What you are asked to do ::
Which lines of the records hold the string "glyph"? Report only how many of them there are.

Items from a dataset
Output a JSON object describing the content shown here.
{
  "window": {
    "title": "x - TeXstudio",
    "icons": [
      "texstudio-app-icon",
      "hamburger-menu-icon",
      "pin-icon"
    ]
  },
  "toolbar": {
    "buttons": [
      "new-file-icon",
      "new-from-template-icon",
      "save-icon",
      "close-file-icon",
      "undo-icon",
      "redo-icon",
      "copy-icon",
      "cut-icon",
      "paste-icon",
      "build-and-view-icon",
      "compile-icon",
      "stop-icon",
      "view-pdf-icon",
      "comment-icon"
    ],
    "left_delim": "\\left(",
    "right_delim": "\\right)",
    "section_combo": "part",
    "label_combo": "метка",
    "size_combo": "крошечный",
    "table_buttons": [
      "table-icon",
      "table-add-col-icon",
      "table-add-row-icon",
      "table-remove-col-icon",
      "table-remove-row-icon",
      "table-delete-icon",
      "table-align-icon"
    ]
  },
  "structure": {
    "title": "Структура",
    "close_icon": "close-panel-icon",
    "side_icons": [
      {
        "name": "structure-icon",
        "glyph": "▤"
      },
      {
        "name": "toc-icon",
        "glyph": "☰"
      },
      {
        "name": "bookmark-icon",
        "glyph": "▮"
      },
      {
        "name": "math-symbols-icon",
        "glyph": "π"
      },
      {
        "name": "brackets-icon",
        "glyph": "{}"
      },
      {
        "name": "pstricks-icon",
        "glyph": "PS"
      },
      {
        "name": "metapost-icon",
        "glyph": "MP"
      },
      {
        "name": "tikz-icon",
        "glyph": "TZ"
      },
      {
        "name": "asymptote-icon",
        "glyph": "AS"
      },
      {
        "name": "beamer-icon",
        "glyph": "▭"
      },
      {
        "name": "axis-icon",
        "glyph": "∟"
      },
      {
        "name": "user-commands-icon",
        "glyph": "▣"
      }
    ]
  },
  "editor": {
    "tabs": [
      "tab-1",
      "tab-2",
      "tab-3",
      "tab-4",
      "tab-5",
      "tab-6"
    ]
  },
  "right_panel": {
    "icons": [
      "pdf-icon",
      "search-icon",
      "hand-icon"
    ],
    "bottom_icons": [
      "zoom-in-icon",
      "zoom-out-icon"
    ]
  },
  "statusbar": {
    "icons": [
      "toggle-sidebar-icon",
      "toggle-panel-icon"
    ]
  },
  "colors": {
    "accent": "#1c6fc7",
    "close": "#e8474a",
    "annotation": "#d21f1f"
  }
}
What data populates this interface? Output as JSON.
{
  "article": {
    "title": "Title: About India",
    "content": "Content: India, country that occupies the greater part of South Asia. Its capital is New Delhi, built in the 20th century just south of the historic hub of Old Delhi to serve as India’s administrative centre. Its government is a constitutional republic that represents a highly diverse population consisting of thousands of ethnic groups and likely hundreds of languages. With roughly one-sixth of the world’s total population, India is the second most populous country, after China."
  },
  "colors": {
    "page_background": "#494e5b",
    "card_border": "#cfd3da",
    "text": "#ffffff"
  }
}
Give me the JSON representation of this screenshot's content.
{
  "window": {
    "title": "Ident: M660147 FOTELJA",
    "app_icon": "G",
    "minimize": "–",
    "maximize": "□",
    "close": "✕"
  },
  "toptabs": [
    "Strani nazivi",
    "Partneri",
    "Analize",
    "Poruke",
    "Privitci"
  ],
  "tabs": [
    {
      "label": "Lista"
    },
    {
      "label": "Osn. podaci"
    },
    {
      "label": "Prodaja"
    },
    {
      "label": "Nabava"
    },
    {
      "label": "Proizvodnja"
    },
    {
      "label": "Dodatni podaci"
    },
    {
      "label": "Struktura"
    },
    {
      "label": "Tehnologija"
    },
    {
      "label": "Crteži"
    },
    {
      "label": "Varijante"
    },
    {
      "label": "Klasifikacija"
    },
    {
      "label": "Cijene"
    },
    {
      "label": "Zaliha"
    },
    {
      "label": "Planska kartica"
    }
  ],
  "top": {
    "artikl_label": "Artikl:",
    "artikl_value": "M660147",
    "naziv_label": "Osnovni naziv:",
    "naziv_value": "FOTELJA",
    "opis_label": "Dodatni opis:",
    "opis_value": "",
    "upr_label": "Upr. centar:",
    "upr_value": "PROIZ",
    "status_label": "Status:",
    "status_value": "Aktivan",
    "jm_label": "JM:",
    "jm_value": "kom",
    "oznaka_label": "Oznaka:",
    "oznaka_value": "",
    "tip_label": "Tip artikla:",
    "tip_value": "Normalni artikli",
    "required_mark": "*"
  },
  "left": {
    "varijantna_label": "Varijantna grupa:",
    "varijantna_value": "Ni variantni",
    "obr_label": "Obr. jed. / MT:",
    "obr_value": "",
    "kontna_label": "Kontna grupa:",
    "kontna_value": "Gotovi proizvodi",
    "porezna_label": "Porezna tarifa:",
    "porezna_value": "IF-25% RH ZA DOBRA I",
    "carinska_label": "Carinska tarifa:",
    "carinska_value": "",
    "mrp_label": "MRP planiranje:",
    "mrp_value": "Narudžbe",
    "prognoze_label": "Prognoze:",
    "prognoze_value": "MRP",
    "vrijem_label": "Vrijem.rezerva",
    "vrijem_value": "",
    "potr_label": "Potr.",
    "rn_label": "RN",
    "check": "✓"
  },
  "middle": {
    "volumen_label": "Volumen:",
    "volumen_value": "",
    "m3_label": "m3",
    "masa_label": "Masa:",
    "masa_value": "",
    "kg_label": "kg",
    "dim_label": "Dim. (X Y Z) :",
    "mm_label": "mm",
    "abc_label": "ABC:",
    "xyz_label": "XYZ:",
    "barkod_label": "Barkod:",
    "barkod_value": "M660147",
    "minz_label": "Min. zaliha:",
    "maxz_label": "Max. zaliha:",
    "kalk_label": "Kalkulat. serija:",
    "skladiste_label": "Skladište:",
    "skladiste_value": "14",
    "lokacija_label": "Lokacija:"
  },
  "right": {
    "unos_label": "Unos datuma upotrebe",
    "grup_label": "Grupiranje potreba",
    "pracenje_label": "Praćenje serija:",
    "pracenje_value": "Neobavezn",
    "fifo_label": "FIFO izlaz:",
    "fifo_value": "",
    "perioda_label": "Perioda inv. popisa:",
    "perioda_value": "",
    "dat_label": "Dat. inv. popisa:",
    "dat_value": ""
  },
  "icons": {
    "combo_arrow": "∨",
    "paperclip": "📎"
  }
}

Answer space ::
12